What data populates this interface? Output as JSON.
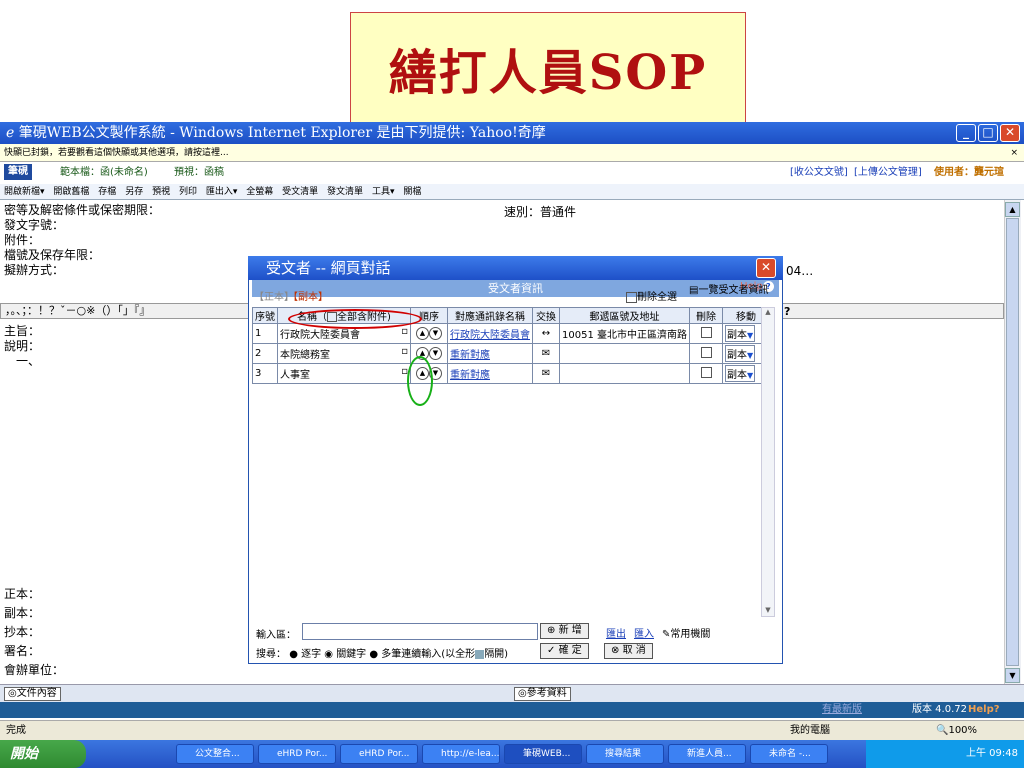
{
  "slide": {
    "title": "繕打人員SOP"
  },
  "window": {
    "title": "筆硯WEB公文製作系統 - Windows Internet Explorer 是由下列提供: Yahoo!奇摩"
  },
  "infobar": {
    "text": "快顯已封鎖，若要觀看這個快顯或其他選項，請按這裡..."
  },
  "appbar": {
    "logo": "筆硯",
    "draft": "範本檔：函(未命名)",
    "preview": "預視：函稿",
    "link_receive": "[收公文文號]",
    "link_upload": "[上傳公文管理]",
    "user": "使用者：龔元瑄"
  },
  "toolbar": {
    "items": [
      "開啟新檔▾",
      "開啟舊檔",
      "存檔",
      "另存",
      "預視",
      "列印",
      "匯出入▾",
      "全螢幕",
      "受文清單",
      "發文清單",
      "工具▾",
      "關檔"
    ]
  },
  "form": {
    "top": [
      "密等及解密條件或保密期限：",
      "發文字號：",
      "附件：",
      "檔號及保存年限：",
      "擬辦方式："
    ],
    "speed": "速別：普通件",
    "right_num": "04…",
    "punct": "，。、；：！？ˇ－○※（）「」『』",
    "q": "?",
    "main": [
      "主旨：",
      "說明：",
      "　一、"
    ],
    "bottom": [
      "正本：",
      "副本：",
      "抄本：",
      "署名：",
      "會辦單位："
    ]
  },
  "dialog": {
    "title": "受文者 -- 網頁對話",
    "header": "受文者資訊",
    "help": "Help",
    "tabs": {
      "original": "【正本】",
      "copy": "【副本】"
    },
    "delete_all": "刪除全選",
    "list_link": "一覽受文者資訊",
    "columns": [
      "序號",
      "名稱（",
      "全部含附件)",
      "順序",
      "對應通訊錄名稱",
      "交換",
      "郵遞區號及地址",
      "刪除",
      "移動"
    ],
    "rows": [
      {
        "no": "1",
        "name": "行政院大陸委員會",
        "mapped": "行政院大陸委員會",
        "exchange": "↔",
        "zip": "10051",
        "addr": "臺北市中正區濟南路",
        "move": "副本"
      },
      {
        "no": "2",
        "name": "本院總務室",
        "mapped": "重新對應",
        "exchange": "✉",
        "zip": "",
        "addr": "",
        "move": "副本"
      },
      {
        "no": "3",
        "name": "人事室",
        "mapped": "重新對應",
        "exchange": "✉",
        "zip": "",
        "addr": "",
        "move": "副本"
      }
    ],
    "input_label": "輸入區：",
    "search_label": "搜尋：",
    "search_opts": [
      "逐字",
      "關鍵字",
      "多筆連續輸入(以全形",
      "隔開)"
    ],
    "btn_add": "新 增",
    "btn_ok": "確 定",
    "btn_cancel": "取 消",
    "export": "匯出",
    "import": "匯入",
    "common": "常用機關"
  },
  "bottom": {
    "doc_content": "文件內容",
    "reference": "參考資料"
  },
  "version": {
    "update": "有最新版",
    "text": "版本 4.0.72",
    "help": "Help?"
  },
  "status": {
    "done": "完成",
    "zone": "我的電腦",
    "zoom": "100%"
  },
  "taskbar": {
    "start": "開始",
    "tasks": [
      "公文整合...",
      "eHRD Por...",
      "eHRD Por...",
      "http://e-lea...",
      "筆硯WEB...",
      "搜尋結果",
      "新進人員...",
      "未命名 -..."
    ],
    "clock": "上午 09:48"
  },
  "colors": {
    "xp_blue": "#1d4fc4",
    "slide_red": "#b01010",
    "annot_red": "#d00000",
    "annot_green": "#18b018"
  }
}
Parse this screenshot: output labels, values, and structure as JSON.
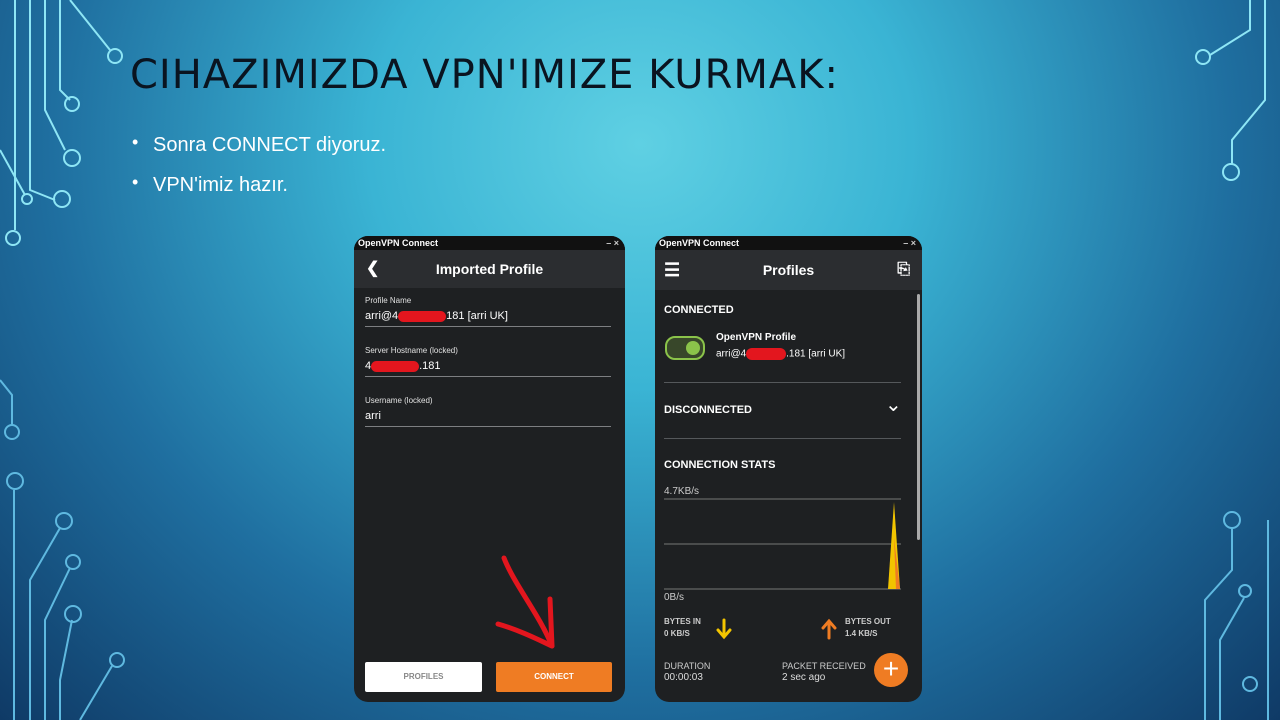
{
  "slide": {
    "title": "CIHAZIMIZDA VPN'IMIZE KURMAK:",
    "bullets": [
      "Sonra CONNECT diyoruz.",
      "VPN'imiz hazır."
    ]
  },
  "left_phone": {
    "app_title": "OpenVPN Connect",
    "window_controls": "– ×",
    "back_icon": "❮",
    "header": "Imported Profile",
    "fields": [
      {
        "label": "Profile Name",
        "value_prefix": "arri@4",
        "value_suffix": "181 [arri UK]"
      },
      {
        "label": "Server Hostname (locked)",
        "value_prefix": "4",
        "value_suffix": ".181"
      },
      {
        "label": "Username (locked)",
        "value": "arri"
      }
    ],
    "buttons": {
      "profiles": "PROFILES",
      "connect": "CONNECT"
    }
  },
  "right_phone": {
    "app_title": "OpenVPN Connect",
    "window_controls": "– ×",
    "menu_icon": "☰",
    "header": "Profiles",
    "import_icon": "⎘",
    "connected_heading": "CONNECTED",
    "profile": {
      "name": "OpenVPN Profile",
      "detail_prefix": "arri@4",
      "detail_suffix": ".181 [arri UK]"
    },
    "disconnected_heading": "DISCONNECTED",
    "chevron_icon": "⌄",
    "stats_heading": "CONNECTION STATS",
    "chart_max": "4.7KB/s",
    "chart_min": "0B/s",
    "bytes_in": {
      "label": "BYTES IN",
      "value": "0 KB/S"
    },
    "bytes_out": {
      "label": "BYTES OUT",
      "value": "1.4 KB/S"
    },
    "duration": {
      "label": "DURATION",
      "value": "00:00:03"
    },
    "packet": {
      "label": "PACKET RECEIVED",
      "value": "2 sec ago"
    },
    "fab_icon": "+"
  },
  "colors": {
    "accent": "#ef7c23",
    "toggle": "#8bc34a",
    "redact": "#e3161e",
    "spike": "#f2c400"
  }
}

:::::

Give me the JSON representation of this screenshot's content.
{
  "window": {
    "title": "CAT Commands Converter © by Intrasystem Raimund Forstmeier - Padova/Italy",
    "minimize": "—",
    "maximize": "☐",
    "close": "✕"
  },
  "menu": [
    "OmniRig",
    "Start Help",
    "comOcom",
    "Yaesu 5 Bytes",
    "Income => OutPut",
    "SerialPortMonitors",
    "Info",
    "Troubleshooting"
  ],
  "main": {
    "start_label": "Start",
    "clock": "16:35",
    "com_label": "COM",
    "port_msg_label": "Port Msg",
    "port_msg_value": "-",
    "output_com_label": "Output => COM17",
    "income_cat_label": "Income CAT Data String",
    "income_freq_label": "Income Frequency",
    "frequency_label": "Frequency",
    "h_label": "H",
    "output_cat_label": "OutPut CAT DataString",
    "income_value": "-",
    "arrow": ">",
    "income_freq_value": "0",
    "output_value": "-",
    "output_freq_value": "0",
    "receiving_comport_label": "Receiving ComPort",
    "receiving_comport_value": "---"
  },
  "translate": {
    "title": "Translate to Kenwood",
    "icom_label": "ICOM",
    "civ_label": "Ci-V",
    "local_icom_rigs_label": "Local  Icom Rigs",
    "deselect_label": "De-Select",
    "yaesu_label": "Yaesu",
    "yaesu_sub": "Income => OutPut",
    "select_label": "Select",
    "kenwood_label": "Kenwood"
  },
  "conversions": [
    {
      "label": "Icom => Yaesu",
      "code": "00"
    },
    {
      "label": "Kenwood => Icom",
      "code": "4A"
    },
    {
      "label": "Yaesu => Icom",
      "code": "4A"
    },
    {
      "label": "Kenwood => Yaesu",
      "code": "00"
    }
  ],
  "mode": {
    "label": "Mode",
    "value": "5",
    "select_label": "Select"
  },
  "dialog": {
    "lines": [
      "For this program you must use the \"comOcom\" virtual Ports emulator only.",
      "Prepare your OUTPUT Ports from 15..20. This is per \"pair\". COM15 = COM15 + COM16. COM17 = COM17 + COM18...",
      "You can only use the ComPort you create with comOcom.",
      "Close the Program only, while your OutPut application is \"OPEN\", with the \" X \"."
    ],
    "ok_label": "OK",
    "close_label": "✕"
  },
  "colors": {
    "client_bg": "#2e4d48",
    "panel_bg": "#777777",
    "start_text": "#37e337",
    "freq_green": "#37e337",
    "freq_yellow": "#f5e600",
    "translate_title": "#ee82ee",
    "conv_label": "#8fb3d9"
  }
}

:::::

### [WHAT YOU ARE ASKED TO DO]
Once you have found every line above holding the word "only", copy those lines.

### [SOLVED EXERCISE]
      "For this program you must use the \"comOcom\" virtual Ports emulator only.",
      "You can only use the ComPort you create with comOcom.",
      "Close the Program only, while your OutPut application is \"OPEN\", with the \" X \"."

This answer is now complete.